The QZAB program provides loans to local education agencies to fund the renovation of classroom buildings and to purchase equipment to enhance learning opportunities in connection with the establishment of special academic programs from kindergarten through secondary school. Funding for this program is limited to the amount allocated by the federal government.

Under the QZAB program, loans with local governments are direct general obligations of the local government for payment of principal and interest to which the local government has pledged its full faith and credit. As additional security for the loans, there is also pledged the borrower’s unobligated portions of State taxes that are by statute to be shared with the local governments.

In 2009, the General Assembly authorized the Authority to issue Qualified School Construction Bonds (“QSCB”) pursuant to program requirements approved by the Congress of the United States in Section 1521 of the American Recovery and Reinvestment Act of 2009. The QSCB program is a part of a federal government program designed to allow schools to borrow funds at minimal interest cost to the borrower. Under the 2009 program, bondholders receive a federal income tax credit along with a supplemental interest payment. Under the 2010 program, the federal government will subsidize the interest on the bonds. The bonds were issued under the provision of the Authority’s Qualified School Construction Bonds General Bond Resolution. The bonds are not supported by either the 1967 Resolution or the 1998 Resolution for Higher Education Facilities. The Authority was authorized to issue QSCBs pursuant to the Tennessee State School Bond Authority Act, Title 49, Chapter 3, Part 12. Tennessee Code Annotated, as amended.

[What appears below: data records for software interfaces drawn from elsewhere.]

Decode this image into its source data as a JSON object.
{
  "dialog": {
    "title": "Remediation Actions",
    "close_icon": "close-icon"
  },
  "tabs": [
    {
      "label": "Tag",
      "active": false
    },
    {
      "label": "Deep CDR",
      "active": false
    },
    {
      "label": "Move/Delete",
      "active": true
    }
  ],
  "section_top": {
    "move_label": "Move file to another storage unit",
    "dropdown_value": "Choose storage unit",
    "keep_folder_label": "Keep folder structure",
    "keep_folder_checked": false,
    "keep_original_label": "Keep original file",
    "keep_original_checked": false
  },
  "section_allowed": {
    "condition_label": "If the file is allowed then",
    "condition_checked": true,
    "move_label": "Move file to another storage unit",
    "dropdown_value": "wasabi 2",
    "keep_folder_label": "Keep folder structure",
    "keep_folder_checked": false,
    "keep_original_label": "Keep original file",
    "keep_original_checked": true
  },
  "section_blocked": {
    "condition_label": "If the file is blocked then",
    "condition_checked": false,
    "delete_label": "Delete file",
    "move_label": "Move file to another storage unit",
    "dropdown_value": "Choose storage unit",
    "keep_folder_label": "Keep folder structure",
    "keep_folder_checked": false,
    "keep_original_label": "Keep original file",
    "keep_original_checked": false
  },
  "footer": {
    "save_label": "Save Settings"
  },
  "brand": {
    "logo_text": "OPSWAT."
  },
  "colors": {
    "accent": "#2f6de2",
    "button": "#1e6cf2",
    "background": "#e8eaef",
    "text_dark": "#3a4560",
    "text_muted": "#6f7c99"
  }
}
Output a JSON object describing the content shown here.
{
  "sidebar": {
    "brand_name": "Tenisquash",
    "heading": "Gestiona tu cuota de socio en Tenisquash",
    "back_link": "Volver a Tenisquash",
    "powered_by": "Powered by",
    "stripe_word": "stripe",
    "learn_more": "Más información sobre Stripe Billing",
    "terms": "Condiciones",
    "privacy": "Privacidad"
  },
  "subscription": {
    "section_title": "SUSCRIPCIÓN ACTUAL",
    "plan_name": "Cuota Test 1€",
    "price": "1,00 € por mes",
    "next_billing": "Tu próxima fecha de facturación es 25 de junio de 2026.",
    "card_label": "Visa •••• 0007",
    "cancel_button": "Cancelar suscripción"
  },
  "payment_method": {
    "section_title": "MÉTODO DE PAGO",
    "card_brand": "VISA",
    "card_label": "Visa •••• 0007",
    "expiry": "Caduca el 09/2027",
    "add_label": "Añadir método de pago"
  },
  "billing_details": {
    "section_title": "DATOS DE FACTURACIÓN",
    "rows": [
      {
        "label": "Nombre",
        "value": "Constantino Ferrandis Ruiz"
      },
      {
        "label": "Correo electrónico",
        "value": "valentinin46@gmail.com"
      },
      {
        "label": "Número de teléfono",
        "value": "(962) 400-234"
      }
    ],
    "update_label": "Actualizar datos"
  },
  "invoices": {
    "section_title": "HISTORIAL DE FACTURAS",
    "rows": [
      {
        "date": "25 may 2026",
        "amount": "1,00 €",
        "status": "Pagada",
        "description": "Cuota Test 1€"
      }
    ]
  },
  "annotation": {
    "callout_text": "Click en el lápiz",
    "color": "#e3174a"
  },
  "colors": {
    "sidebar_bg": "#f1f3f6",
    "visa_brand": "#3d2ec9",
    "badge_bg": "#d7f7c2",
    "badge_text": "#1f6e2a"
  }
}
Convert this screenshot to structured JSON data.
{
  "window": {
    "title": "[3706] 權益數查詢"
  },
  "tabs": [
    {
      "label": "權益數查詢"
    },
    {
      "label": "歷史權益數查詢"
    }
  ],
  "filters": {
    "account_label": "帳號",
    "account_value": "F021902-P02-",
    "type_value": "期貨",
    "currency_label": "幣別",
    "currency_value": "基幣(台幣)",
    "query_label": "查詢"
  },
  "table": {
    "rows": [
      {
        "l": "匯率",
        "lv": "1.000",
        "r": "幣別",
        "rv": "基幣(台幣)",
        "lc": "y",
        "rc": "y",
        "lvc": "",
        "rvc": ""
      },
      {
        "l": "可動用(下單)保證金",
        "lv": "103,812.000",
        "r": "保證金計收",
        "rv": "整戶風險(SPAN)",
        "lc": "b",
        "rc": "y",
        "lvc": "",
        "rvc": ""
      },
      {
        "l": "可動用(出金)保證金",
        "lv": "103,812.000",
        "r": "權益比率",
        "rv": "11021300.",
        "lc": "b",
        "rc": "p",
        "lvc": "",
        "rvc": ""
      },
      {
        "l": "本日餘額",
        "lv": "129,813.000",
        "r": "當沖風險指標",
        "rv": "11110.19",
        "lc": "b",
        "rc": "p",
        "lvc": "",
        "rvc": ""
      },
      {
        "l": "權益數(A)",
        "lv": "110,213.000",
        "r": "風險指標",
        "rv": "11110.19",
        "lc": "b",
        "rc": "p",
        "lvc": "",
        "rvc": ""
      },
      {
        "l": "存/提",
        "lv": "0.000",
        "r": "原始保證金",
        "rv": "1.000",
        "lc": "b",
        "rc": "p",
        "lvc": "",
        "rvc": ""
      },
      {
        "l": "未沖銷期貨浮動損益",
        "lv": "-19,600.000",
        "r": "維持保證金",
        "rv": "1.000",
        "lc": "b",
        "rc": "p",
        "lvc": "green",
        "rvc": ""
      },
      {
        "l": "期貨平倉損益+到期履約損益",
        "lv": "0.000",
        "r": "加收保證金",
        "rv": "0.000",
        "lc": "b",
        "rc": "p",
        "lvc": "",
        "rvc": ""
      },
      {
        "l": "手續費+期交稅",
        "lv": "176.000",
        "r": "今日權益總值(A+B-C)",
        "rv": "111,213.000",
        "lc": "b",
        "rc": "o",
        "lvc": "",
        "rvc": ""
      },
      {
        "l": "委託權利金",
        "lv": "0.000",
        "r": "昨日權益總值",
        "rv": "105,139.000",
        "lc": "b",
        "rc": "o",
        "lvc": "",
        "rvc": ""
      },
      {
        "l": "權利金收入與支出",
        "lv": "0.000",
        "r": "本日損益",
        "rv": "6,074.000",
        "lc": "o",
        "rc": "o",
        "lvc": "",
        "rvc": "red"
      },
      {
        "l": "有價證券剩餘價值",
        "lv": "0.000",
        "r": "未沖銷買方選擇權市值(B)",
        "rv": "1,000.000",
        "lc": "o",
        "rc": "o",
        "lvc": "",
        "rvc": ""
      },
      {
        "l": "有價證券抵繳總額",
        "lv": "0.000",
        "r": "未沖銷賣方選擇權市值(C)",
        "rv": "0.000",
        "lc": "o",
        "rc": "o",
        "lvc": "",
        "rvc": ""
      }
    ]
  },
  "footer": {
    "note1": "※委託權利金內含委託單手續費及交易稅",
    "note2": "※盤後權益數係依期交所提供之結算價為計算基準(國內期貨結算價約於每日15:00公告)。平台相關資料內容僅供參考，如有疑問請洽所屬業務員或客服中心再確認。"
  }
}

The QSCB program provides loans to local governments to fund new construction, renovation and rehabilitation of schools, as well as the purchase of land and equipment for use in a qualified project. Funding for the QSCB program is limited to the amount allocated by the federal government.

Under the QSCB program, loans with local governments are direct general obligations of the local government for payment of principal and interest to which the local government has pledged its full faith and credit. As additional security for the loans, there is also pledged the borrower’s unobligated portions of State taxes that are by statute to be shared with the local governments.